Segment Start: Provided data

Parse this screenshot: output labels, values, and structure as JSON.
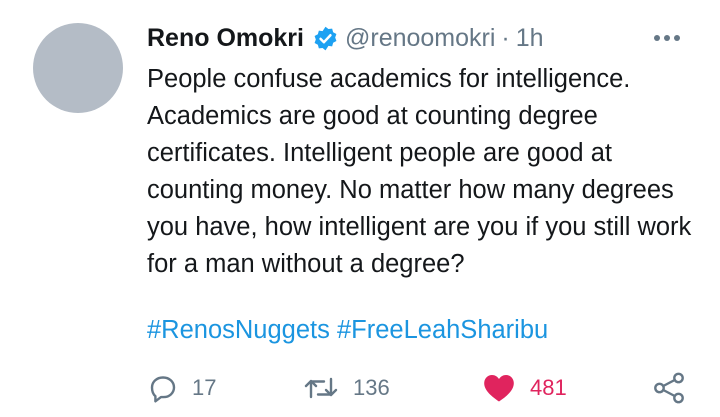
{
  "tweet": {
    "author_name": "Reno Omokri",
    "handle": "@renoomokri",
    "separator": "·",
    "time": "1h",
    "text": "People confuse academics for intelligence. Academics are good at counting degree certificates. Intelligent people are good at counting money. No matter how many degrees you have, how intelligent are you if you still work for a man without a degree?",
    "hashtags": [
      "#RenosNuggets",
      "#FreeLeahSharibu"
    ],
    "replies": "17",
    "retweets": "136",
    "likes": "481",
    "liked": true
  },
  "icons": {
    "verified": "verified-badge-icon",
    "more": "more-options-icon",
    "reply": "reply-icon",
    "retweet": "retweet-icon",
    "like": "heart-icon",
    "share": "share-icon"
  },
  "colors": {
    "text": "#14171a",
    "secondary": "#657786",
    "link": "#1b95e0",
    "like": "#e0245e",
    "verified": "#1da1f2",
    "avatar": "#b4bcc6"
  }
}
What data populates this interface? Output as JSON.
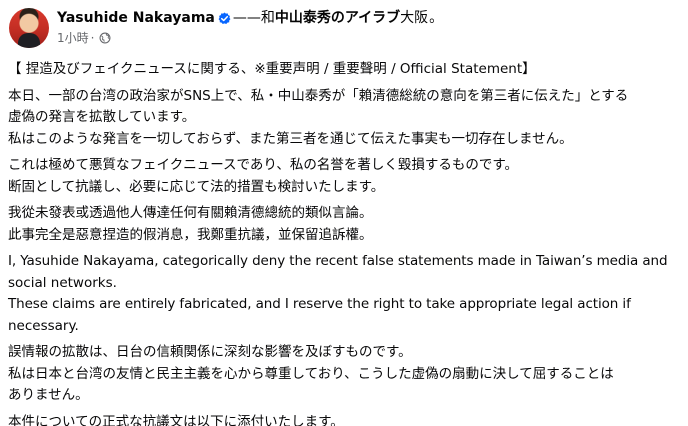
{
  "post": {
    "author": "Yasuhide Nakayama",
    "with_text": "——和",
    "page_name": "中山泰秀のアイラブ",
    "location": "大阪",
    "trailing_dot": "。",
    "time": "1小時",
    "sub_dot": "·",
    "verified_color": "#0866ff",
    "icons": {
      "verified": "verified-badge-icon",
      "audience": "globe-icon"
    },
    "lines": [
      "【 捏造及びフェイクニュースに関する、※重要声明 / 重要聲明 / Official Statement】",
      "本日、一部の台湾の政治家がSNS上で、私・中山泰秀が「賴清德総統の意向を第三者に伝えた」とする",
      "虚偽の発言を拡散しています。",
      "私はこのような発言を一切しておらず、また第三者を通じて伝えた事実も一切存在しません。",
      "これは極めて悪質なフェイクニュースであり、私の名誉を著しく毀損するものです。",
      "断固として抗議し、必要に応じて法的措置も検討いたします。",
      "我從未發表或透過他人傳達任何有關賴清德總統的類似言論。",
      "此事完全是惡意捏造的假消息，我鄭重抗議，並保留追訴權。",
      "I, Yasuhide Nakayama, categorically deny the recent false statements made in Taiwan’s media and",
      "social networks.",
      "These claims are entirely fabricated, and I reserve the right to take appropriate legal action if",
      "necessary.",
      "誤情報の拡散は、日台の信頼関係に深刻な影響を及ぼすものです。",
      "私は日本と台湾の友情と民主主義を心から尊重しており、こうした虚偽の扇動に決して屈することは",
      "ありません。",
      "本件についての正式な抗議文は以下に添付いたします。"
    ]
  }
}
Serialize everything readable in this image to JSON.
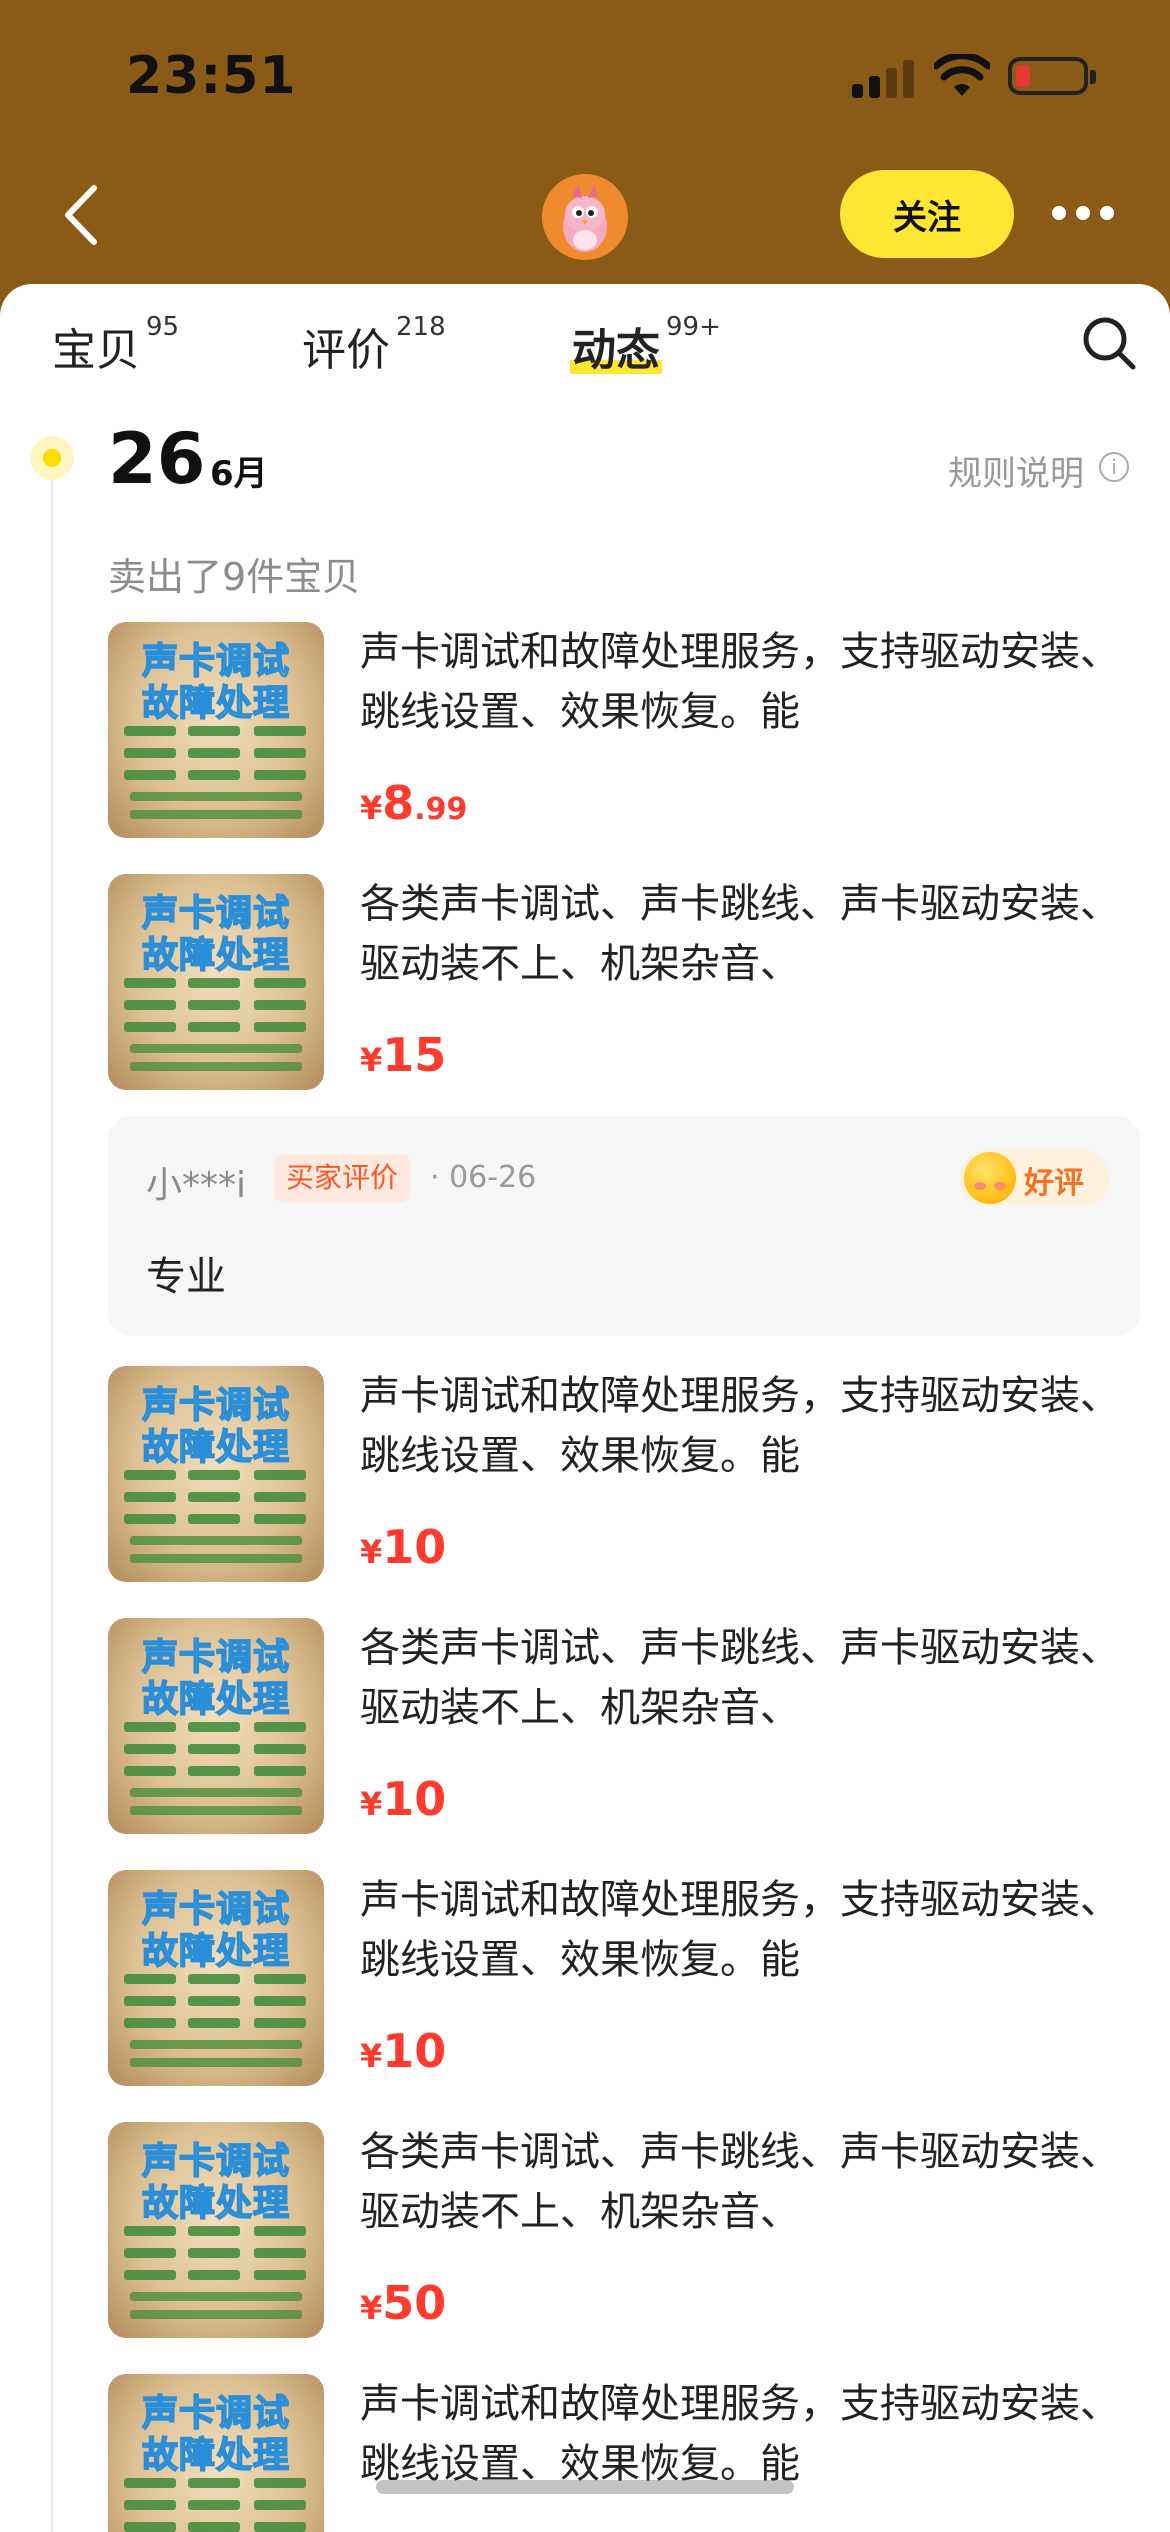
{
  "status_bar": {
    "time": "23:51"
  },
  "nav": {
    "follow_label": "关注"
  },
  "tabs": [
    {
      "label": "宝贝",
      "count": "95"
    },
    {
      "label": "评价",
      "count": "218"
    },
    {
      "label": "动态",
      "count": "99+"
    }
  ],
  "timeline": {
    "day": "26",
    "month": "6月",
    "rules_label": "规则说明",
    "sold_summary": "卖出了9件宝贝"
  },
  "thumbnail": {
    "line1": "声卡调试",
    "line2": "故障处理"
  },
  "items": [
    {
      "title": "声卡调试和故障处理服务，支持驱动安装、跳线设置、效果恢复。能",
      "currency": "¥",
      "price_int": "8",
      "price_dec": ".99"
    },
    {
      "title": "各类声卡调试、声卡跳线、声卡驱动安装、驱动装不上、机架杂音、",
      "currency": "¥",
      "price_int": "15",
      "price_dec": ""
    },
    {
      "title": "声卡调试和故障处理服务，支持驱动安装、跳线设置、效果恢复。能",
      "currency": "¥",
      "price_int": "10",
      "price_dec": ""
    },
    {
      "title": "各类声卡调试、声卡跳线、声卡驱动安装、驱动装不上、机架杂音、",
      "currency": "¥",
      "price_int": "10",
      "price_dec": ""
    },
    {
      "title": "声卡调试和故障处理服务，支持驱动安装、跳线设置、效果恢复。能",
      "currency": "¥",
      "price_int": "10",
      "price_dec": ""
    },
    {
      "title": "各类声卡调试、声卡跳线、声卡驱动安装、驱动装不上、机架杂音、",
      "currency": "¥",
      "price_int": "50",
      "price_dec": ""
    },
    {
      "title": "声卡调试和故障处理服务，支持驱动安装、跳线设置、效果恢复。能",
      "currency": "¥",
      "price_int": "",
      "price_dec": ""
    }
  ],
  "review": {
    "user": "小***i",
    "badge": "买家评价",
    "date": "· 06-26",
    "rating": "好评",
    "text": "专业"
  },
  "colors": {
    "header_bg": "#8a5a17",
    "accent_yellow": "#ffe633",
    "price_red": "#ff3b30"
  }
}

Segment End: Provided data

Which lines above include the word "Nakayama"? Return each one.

    "author": "Yasuhide Nakayama",
      "I, Yasuhide Nakayama, categorically deny the recent false statements made in Taiwan’s media and",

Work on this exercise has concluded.